• [WHAT IS EXPECTED]: Scan the records for "iPhone" and copy each line that contains it.

• [Source records]:
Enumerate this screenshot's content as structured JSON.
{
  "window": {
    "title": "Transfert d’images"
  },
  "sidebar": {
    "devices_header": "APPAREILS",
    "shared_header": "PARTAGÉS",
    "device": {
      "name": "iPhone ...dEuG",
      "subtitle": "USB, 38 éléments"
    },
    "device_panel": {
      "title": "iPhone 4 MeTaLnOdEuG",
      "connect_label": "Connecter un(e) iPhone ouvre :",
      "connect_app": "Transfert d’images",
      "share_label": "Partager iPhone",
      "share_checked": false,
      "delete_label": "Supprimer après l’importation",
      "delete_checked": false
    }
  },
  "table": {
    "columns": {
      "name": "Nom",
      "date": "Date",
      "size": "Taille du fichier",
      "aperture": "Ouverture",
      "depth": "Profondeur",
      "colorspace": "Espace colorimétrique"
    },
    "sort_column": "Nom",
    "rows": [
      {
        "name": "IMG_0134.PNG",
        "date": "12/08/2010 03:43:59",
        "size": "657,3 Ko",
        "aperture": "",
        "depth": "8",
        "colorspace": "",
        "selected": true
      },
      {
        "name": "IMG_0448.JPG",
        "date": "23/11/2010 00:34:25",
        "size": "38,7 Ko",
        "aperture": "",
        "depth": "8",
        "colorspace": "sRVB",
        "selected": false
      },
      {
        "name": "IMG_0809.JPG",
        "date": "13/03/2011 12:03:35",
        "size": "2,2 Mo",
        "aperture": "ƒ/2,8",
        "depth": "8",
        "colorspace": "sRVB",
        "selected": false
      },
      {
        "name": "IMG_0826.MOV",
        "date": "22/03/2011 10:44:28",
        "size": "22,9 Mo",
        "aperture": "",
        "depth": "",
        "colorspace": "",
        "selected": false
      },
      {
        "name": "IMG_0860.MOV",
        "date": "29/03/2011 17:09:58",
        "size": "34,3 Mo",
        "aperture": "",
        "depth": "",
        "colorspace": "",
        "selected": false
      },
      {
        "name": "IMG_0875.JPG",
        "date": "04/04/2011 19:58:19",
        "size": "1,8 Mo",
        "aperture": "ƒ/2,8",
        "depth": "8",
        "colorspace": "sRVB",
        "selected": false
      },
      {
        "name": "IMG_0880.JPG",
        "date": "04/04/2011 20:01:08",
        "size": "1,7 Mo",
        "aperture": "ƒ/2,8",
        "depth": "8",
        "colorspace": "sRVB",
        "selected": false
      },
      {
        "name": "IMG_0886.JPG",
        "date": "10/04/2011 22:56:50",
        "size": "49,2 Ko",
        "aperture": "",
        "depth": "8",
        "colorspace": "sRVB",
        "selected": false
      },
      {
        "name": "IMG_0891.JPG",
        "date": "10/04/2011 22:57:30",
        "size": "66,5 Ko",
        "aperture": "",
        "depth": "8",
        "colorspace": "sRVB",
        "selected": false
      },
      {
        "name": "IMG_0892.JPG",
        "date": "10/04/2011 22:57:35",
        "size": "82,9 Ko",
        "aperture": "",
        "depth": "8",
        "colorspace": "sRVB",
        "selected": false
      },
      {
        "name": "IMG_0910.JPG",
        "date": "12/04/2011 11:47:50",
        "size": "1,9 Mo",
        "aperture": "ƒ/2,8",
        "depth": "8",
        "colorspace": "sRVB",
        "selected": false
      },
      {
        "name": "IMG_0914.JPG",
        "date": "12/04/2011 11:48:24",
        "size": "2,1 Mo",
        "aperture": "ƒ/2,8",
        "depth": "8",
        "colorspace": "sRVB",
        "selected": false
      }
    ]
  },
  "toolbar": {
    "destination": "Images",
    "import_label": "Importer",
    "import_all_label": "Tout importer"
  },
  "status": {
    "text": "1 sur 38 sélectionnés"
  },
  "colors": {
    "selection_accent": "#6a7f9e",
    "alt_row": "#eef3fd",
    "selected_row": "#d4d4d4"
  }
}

• [EXERCISE ANSWER]:
      "name": "iPhone ...dEuG",
      "title": "iPhone 4 MeTaLnOdEuG",
      "connect_label": "Connecter un(e) iPhone ouvre :",
      "share_label": "Partager iPhone",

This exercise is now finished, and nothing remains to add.